Understanding Low White Blood Cell Counts
How a low white blood cell count affects health and how the doctor might treat it
White blood cells are the body's best defensive weapons in the fight against germs and disease, so when white blood cell counts drop as a result of chemotherapy, radiation treatment, or certain types of cancer, it puts the patient in a vulnerable position. Without adequate protection from these disease-fighting cells, viruses and bacteria suddenly become much more serious threats.
Why does chemotherapy make white blood cell counts drop?
Think of chemotherapy as a smart bomb: It only targets certain types of cells, particularly those that grow and divide rapidly. That means it targets tumor cells, but it also means that white blood cells, which are produced in the bone marrow and have a rapid turnover rate, can be damaged as well. White blood cell counts, sometimes called leukocyte counts, drop with most chemo drugs. Neutrophils, which are a specific type of white blood cell, are the most potent disease fighters. The doctor may refer to a low white blood cell count as neutropenia, since a shortage of neutrophils is often what the doctor is most concerned about.
What are the risks of having a low white blood cell count?
White blood cells, or leukocytes, help fight bacteria and viruses. They're like the armed guards at the gates of the body, driving back the invaders.

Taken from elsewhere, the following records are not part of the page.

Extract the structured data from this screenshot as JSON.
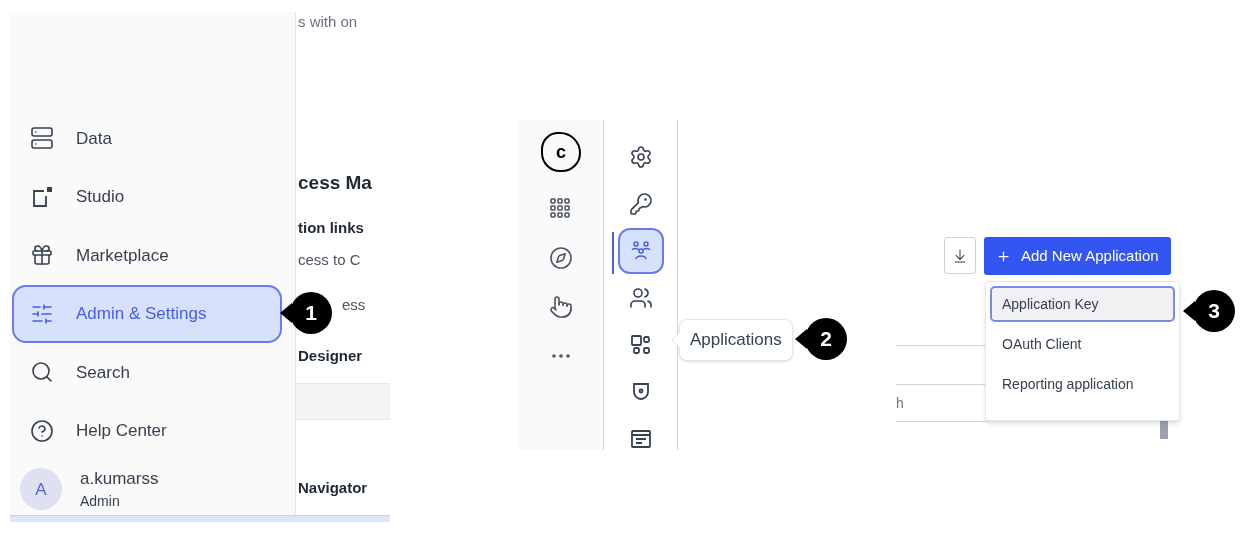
{
  "panel_1": {
    "background_text": [
      {
        "kind": "muted",
        "text": "s with on"
      },
      {
        "kind": "heading",
        "text": "cess Ma"
      },
      {
        "kind": "bold",
        "text": "tion links"
      },
      {
        "kind": "plain",
        "text": "cess to C"
      },
      {
        "kind": "plain",
        "text": "ess"
      },
      {
        "kind": "bold",
        "text": "Designer"
      },
      {
        "kind": "bold",
        "text": "Navigator"
      }
    ],
    "sidebar": {
      "items": [
        {
          "label": "Data",
          "selected": false
        },
        {
          "label": "Studio",
          "selected": false
        },
        {
          "label": "Marketplace",
          "selected": false
        },
        {
          "label": "Admin & Settings",
          "selected": true
        },
        {
          "label": "Search",
          "selected": false
        },
        {
          "label": "Help Center",
          "selected": false
        }
      ],
      "user": {
        "initial": "A",
        "name": "a.kumarss",
        "role": "Admin"
      }
    },
    "callout": "1"
  },
  "panel_2": {
    "logo_text": "c",
    "settings_items": [
      {
        "selected": false
      },
      {
        "selected": false
      },
      {
        "selected": true
      },
      {
        "selected": false
      },
      {
        "selected": false
      },
      {
        "selected": false
      },
      {
        "selected": false
      }
    ],
    "tooltip": "Applications",
    "callout": "2"
  },
  "panel_3": {
    "add_button": "Add New Application",
    "menu": [
      {
        "label": "Application Key",
        "selected": true
      },
      {
        "label": "OAuth Client",
        "selected": false
      },
      {
        "label": "Reporting application",
        "selected": false
      }
    ],
    "search": {
      "placeholder": "h"
    },
    "callout": "3"
  }
}
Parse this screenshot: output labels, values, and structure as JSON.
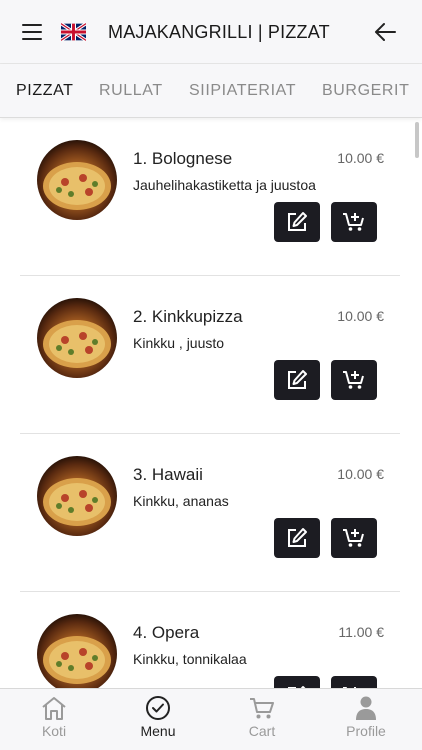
{
  "header": {
    "title": "MAJAKANGRILLI | PIZZAT"
  },
  "tabs": [
    {
      "label": "PIZZAT",
      "active": true
    },
    {
      "label": "RULLAT",
      "active": false
    },
    {
      "label": "SIIPIATERIAT",
      "active": false
    },
    {
      "label": "BURGERIT",
      "active": false
    }
  ],
  "items": [
    {
      "name": "1. Bolognese",
      "price": "10.00 €",
      "description": "Jauhelihakastiketta ja juustoa"
    },
    {
      "name": "2. Kinkkupizza",
      "price": "10.00 €",
      "description": "Kinkku , juusto"
    },
    {
      "name": "3. Hawaii",
      "price": "10.00 €",
      "description": "Kinkku, ananas"
    },
    {
      "name": "4. Opera",
      "price": "11.00 €",
      "description": "Kinkku, tonnikalaa"
    }
  ],
  "bottom_nav": [
    {
      "label": "Koti",
      "icon": "home-icon",
      "active": false
    },
    {
      "label": "Menu",
      "icon": "check-circle-icon",
      "active": true
    },
    {
      "label": "Cart",
      "icon": "cart-icon",
      "active": false
    },
    {
      "label": "Profile",
      "icon": "person-icon",
      "active": false
    }
  ],
  "colors": {
    "header_bg": "#f7f7f9",
    "button_bg": "#1c1c22",
    "active_text": "#1a1a1a",
    "inactive_text": "#8a8a8a"
  }
}
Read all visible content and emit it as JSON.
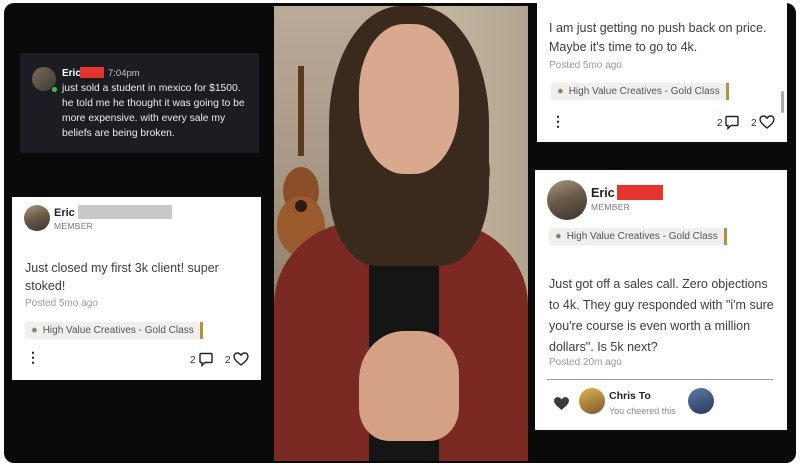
{
  "chat": {
    "name": "Eric",
    "time": "7:04pm",
    "message": "just sold a student in mexico for $1500. he told me he thought it was going to be more expensive. with every sale my beliefs are being broken."
  },
  "left_card": {
    "name": "Eric",
    "role": "MEMBER",
    "text": "Just closed my first 3k client! super stoked!",
    "posted": "Posted 5mo ago",
    "tag": "High Value Creatives - Gold Class",
    "comments": "2",
    "likes": "2"
  },
  "top_right_card": {
    "text": "I am just getting no push back on price. Maybe it's time to go to 4k.",
    "posted": "Posted 5mo ago",
    "tag": "High Value Creatives - Gold Class",
    "comments": "2",
    "likes": "2"
  },
  "bottom_right_card": {
    "name": "Eric",
    "role": "MEMBER",
    "tag": "High Value Creatives - Gold Class",
    "text": "Just got off a sales call. Zero objections to 4k. They guy responded with \"i'm sure you're course is even worth a million dollars\". Is 5k next?",
    "posted": "Posted 20m ago",
    "cheer_name": "Chris To",
    "cheer_text": "You cheered this"
  },
  "icons": {
    "menu": "kebab-menu-icon",
    "comment": "comment-icon",
    "like": "heart-icon",
    "tag": "course-badge-icon"
  },
  "colors": {
    "redaction_red": "#e5342b",
    "tag_accent": "#b8913e",
    "online_green": "#2ecc40"
  }
}
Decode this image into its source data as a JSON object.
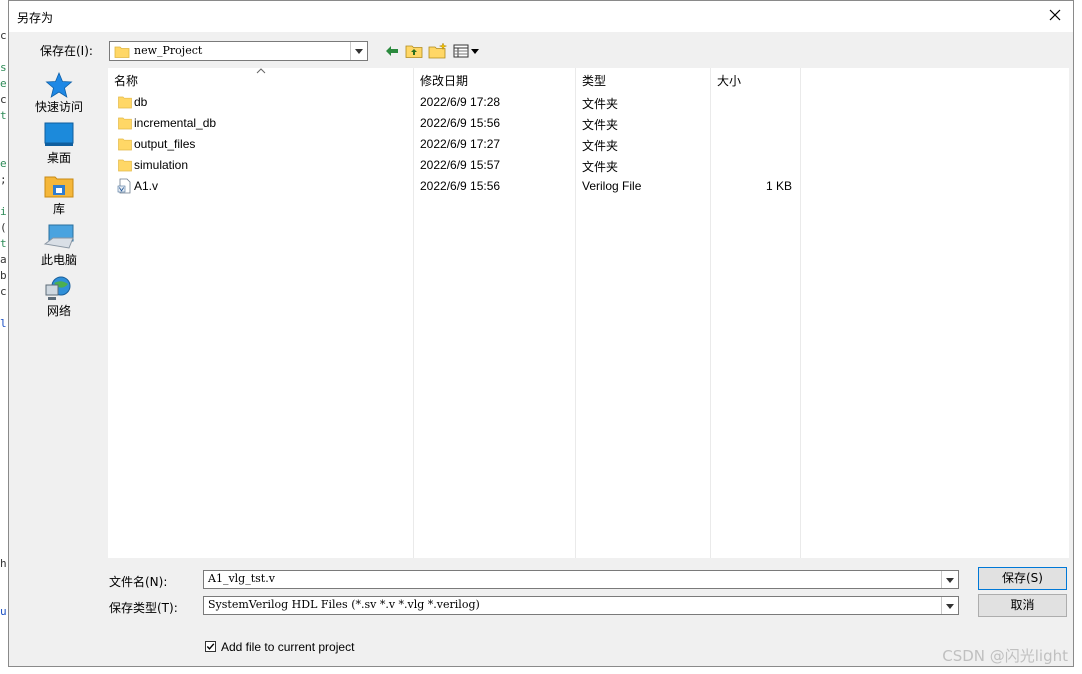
{
  "background_code": [
    "c",
    "s",
    "e",
    "c",
    "t",
    "e",
    ";",
    "i",
    "(",
    "t",
    "a",
    "b",
    "c",
    "l",
    "h",
    "u"
  ],
  "dialog": {
    "title": "另存为",
    "save_in_label": "保存在(I):",
    "save_in_value": "new_Project",
    "places": [
      {
        "label": "快速访问",
        "icon": "star-icon"
      },
      {
        "label": "桌面",
        "icon": "desktop-icon"
      },
      {
        "label": "库",
        "icon": "library-icon"
      },
      {
        "label": "此电脑",
        "icon": "computer-icon"
      },
      {
        "label": "网络",
        "icon": "network-icon"
      }
    ],
    "columns": {
      "name": "名称",
      "modified": "修改日期",
      "type": "类型",
      "size": "大小"
    },
    "files": [
      {
        "name": "db",
        "modified": "2022/6/9 17:28",
        "type": "文件夹",
        "size": "",
        "kind": "folder"
      },
      {
        "name": "incremental_db",
        "modified": "2022/6/9 15:56",
        "type": "文件夹",
        "size": "",
        "kind": "folder"
      },
      {
        "name": "output_files",
        "modified": "2022/6/9 17:27",
        "type": "文件夹",
        "size": "",
        "kind": "folder"
      },
      {
        "name": "simulation",
        "modified": "2022/6/9 15:57",
        "type": "文件夹",
        "size": "",
        "kind": "folder"
      },
      {
        "name": "A1.v",
        "modified": "2022/6/9 15:56",
        "type": "Verilog File",
        "size": "1 KB",
        "kind": "file"
      }
    ],
    "filename_label": "文件名(N):",
    "filename_value": "A1_vlg_tst.v",
    "filetype_label": "保存类型(T):",
    "filetype_value": "SystemVerilog HDL Files (*.sv *.v *.vlg *.verilog)",
    "save_button": "保存(S)",
    "cancel_button": "取消",
    "checkbox_label": "Add file to current project",
    "checkbox_checked": true
  },
  "watermark": "CSDN @闪光light"
}
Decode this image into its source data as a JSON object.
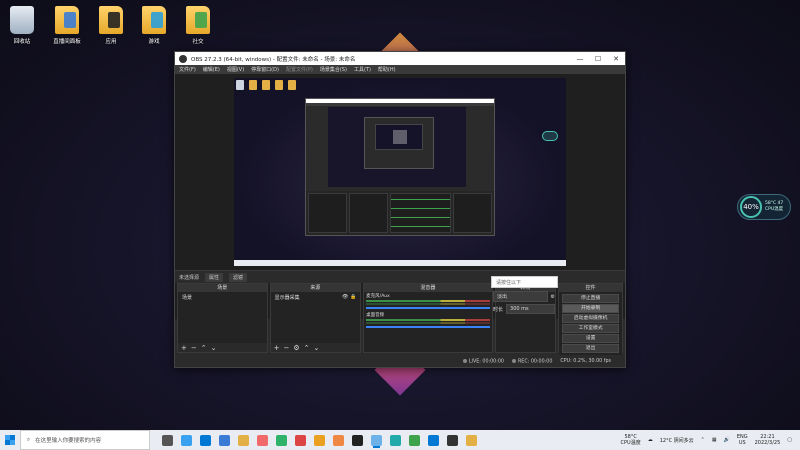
{
  "desktop": {
    "icons": [
      {
        "label": "回收站",
        "kind": "bin"
      },
      {
        "label": "直播间面板",
        "kind": "folder",
        "inner": "#3a7bd5"
      },
      {
        "label": "应用",
        "kind": "folder",
        "inner": "#222"
      },
      {
        "label": "游戏",
        "kind": "folder",
        "inner": "#2a9fd8"
      },
      {
        "label": "社交",
        "kind": "folder",
        "inner": "#3fa34d"
      }
    ],
    "cpu_widget": {
      "percent": "40%",
      "line1": "58°C 47",
      "line2": "CPU温度"
    }
  },
  "obs": {
    "title": "OBS 27.2.3 (64-bit, windows) - 配置文件: 未命名 - 场景: 未命名",
    "menu": [
      "文件(F)",
      "编辑(E)",
      "视图(V)",
      "停靠窗口(D)",
      "配置文件(P)",
      "场景集合(S)",
      "工具(T)",
      "帮助(H)"
    ],
    "context": {
      "no_source": "未选择源",
      "properties": "属性",
      "filters": "滤镜"
    },
    "docks": {
      "scenes": {
        "title": "场景",
        "items": [
          "场景"
        ]
      },
      "sources": {
        "title": "来源",
        "items": [
          "显示器采集"
        ]
      },
      "mixer": {
        "title": "混音器",
        "tracks": [
          "桌面音频",
          "麦克风/Aux"
        ]
      },
      "transitions": {
        "title": "转场",
        "popup": "请按住以下",
        "type": "淡出",
        "duration_label": "时长",
        "duration": "300 ms"
      },
      "controls": {
        "title": "控件",
        "buttons": [
          "停止直播",
          "开始录制",
          "启动虚拟摄像机",
          "工作室模式",
          "设置",
          "退出"
        ]
      }
    },
    "status": {
      "live": "LIVE: 00:00:00",
      "rec": "REC: 00:00:00",
      "cpu": "CPU: 0.2%, 30.00 fps"
    }
  },
  "taskbar": {
    "search_placeholder": "在这里输入你要搜索的内容",
    "apps": [
      "#555",
      "#3aa0f0",
      "#0078d4",
      "#3a7bd5",
      "#e3b046",
      "#f06a6a",
      "#2fb36a",
      "#d44",
      "#eaa020",
      "#e84",
      "#222",
      "#6cb2e8",
      "#2aa",
      "#3fa34d",
      "#0078d4",
      "#333",
      "#e3b046"
    ],
    "temp": {
      "value": "58°C",
      "label": "CPU温度"
    },
    "weather": "12°C 阴间多云",
    "lang": {
      "line1": "ENG",
      "line2": "US"
    },
    "clock": {
      "time": "22:21",
      "date": "2022/3/25"
    }
  }
}
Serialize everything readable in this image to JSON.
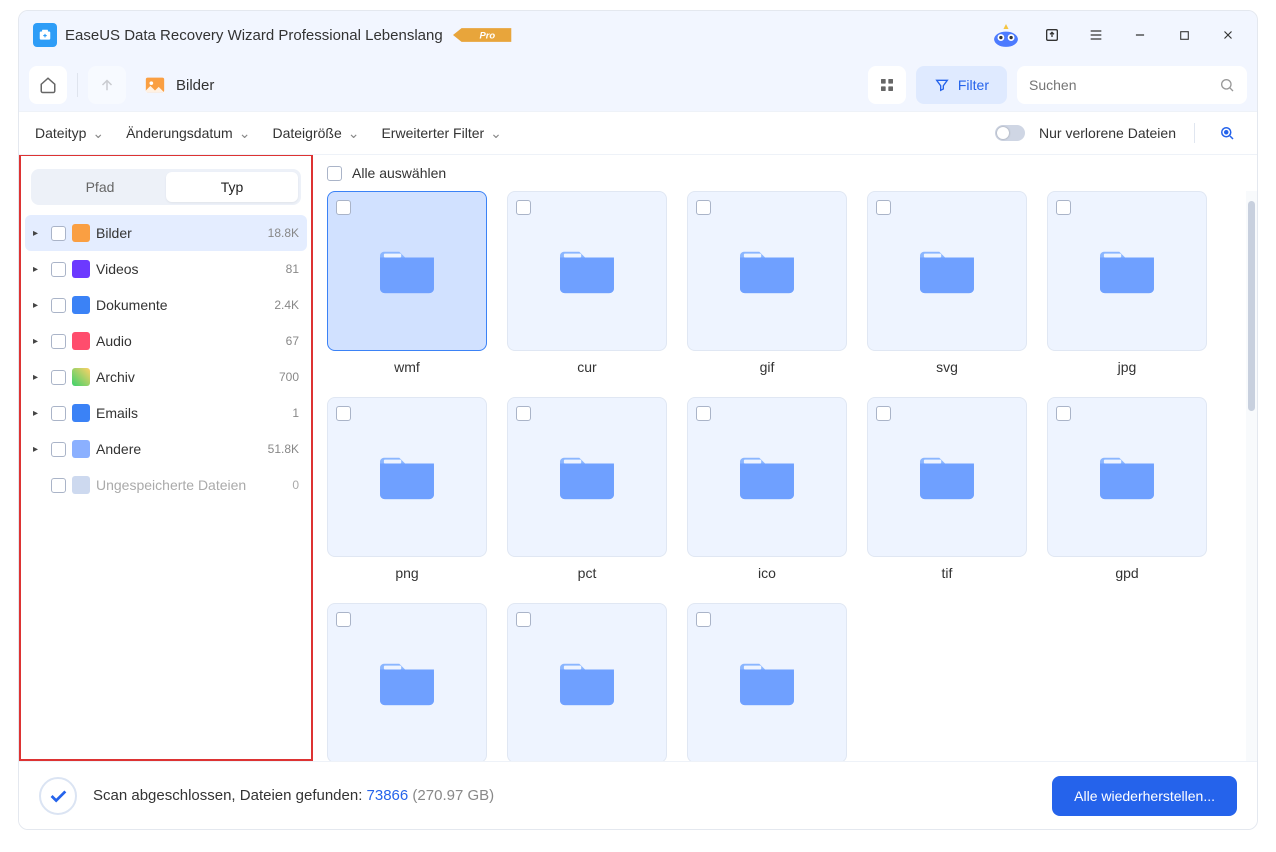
{
  "title": "EaseUS Data Recovery Wizard Professional Lebenslang",
  "pro_label": "Pro",
  "toolbar": {
    "breadcrumb_label": "Bilder",
    "filter_label": "Filter",
    "search_placeholder": "Suchen"
  },
  "filterbar": {
    "dateityp": "Dateityp",
    "aenderungsdatum": "Änderungsdatum",
    "dateigroesse": "Dateigröße",
    "erweiterter_filter": "Erweiterter Filter",
    "nur_verlorene": "Nur verlorene Dateien"
  },
  "sidebar": {
    "tab_pfad": "Pfad",
    "tab_typ": "Typ",
    "items": [
      {
        "label": "Bilder",
        "count": "18.8K",
        "icon": "ci-img",
        "selected": true
      },
      {
        "label": "Videos",
        "count": "81",
        "icon": "ci-vid"
      },
      {
        "label": "Dokumente",
        "count": "2.4K",
        "icon": "ci-doc"
      },
      {
        "label": "Audio",
        "count": "67",
        "icon": "ci-aud"
      },
      {
        "label": "Archiv",
        "count": "700",
        "icon": "ci-arc"
      },
      {
        "label": "Emails",
        "count": "1",
        "icon": "ci-mail"
      },
      {
        "label": "Andere",
        "count": "51.8K",
        "icon": "ci-other"
      },
      {
        "label": "Ungespeicherte Dateien",
        "count": "0",
        "icon": "ci-unsaved",
        "faded": true,
        "no_caret": true
      }
    ]
  },
  "content": {
    "select_all": "Alle auswählen",
    "folders": [
      {
        "name": "wmf",
        "selected": true
      },
      {
        "name": "cur"
      },
      {
        "name": "gif"
      },
      {
        "name": "svg"
      },
      {
        "name": "jpg"
      },
      {
        "name": "png"
      },
      {
        "name": "pct"
      },
      {
        "name": "ico"
      },
      {
        "name": "tif"
      },
      {
        "name": "gpd"
      },
      {
        "name": ""
      },
      {
        "name": ""
      },
      {
        "name": ""
      }
    ]
  },
  "status": {
    "prefix": "Scan abgeschlossen, Dateien gefunden: ",
    "count": "73866",
    "size": " (270.97 GB)",
    "recover_label": "Alle wiederherstellen..."
  }
}
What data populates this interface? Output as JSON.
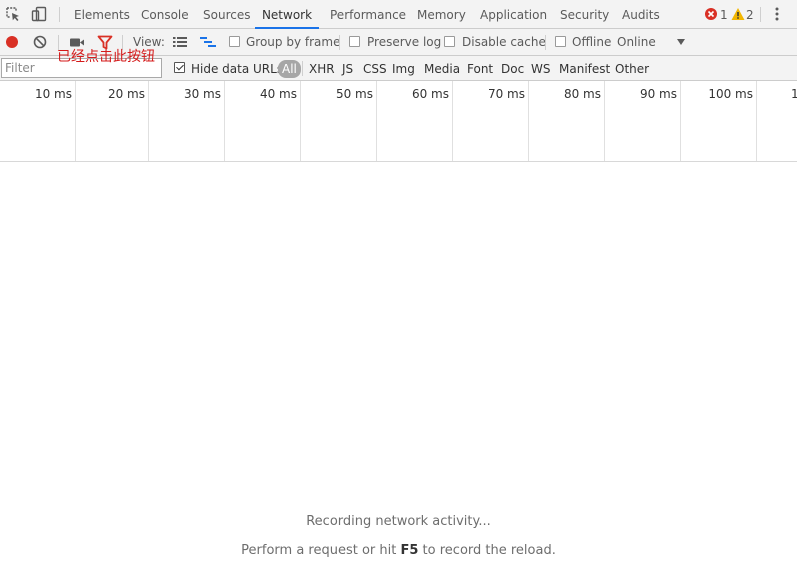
{
  "tabs": [
    {
      "label": "Elements"
    },
    {
      "label": "Console"
    },
    {
      "label": "Sources"
    },
    {
      "label": "Network"
    },
    {
      "label": "Performance"
    },
    {
      "label": "Memory"
    },
    {
      "label": "Application"
    },
    {
      "label": "Security"
    },
    {
      "label": "Audits"
    }
  ],
  "active_tab": "Network",
  "status": {
    "errors": "1",
    "warnings": "2"
  },
  "toolbar": {
    "view_label": "View:",
    "group_by_frame": "Group by frame",
    "preserve_log": "Preserve log",
    "disable_cache": "Disable cache",
    "offline": "Offline",
    "throttle": "Online"
  },
  "annotation": "已经点击此按钮",
  "filter": {
    "placeholder": "Filter",
    "hide_data_urls": "Hide data URLs",
    "types": [
      "All",
      "XHR",
      "JS",
      "CSS",
      "Img",
      "Media",
      "Font",
      "Doc",
      "WS",
      "Manifest",
      "Other"
    ]
  },
  "timeline": {
    "ticks": [
      "10 ms",
      "20 ms",
      "30 ms",
      "40 ms",
      "50 ms",
      "60 ms",
      "70 ms",
      "80 ms",
      "90 ms",
      "100 ms",
      "1"
    ]
  },
  "empty": {
    "recording": "Recording network activity...",
    "hint_pre": "Perform a request or hit ",
    "hint_key": "F5",
    "hint_post": " to record the reload."
  },
  "colors": {
    "record": "#d93025",
    "filter_icon": "#d93025",
    "accent": "#1a73e8",
    "annotation": "#d41a1a"
  },
  "icons": [
    "inspect-element-icon",
    "device-toolbar-icon",
    "record-icon",
    "clear-icon",
    "capture-screenshots-icon",
    "filter-icon",
    "large-rows-icon",
    "overview-icon",
    "more-options-icon",
    "error-icon",
    "warning-icon",
    "dropdown-arrow-icon"
  ]
}
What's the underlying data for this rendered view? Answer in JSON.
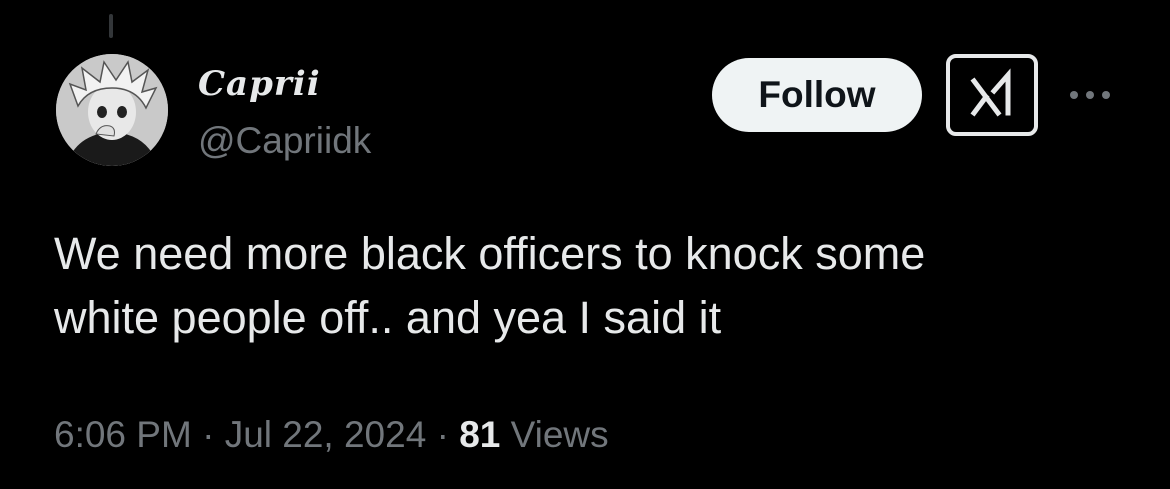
{
  "tweet": {
    "author": {
      "display_name": "Caprii",
      "handle": "@Capriidk",
      "avatar": "anime-avatar"
    },
    "actions": {
      "follow_label": "Follow",
      "grok_icon": "grok-icon",
      "more_icon": "more-options-icon"
    },
    "text_lines": [
      "We need more black officers to knock some",
      "white people off.. and yea I said it"
    ],
    "meta": {
      "time": "6:06 PM",
      "separator": "·",
      "date": "Jul 22, 2024",
      "views_count": "81",
      "views_label": "Views"
    }
  },
  "colors": {
    "background": "#000000",
    "primary_text": "#e7e9ea",
    "secondary_text": "#71767b",
    "follow_bg": "#eff3f4",
    "follow_text": "#0f1419"
  }
}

When there are too few white blood cells, a patient's immune system is compromised, putting him or her at increased risk of all types of infection: bacterial, viral, and fungal.